Task details: In the listing below, locate the lines that hold the string "SATA". Copy those lines.
────────────────────
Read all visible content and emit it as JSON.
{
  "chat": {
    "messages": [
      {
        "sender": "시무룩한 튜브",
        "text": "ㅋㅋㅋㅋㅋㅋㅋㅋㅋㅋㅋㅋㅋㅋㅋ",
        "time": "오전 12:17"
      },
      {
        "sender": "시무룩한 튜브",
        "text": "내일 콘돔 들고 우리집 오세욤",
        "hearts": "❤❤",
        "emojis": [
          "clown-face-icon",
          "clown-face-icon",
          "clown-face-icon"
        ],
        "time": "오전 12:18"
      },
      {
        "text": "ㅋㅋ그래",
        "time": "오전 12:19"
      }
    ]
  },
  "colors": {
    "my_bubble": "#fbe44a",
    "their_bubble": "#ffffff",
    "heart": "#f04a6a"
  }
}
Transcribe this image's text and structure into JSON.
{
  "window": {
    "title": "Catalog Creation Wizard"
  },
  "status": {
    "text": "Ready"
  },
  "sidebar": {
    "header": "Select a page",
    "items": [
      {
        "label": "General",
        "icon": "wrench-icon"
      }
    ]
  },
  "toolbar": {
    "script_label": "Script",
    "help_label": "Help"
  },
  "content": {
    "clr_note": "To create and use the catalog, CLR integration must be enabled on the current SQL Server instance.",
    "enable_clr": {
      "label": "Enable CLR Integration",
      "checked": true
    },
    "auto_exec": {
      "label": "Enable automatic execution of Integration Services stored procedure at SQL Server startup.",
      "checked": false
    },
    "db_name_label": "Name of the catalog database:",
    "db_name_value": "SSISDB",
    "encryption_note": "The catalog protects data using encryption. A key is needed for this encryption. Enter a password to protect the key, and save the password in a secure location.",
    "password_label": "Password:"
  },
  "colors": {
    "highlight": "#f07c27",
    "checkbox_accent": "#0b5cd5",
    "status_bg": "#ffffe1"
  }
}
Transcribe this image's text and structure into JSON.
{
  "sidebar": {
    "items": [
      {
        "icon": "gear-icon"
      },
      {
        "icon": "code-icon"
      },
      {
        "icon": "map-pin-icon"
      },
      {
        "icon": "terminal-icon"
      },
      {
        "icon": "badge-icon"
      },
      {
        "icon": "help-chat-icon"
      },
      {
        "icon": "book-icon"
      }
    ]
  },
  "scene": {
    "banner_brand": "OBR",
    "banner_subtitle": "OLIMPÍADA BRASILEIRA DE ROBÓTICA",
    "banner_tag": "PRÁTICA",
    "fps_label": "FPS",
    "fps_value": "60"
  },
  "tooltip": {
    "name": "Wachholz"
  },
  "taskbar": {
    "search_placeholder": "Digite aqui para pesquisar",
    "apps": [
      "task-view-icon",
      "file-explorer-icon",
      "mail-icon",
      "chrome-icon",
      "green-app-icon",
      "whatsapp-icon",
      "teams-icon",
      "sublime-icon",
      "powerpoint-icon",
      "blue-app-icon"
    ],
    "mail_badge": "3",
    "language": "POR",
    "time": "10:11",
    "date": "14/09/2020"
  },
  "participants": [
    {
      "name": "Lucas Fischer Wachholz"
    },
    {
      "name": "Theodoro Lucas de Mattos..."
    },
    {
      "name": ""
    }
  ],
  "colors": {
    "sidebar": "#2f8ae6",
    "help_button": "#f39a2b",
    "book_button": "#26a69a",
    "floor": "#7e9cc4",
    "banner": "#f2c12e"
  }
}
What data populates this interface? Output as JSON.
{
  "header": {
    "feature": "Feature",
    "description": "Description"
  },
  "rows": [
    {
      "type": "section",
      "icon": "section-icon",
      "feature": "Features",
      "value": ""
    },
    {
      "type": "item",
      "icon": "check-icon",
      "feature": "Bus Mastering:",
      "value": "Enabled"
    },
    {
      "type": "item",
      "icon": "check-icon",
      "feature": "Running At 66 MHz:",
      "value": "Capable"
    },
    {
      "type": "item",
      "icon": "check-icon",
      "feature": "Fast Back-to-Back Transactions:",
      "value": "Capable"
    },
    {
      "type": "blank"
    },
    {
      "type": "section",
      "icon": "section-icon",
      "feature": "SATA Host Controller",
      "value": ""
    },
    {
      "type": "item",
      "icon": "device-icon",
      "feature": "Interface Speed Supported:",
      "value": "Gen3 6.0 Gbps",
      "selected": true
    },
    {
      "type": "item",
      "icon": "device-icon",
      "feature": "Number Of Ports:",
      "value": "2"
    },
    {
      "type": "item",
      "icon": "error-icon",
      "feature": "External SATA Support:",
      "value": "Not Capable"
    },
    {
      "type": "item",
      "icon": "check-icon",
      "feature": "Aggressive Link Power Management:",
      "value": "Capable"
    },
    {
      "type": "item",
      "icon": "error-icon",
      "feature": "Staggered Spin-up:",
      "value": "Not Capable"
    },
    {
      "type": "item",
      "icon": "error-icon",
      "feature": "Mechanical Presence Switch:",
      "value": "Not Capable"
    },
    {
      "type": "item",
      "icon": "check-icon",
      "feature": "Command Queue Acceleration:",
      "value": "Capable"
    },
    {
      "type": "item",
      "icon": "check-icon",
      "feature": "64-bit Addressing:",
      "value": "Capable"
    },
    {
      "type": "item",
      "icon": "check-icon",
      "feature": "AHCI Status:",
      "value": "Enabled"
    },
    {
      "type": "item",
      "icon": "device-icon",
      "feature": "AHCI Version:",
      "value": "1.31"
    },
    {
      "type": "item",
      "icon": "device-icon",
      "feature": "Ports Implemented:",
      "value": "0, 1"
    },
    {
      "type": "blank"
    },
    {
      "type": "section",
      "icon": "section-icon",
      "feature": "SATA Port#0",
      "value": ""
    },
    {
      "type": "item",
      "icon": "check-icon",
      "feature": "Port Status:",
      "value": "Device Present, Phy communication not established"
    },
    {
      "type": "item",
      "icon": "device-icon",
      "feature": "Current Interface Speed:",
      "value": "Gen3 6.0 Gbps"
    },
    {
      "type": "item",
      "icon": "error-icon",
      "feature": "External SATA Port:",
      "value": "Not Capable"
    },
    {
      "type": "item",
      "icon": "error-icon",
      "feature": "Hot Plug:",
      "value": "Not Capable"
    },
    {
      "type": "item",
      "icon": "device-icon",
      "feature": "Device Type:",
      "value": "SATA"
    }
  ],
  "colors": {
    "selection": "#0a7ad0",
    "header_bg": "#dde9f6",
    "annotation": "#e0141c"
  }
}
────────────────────
Output of the exercise:
      "feature": "SATA Host Controller",
      "feature": "External SATA Support:",
      "feature": "SATA Port#0",
      "feature": "External SATA Port:",
      "value": "SATA"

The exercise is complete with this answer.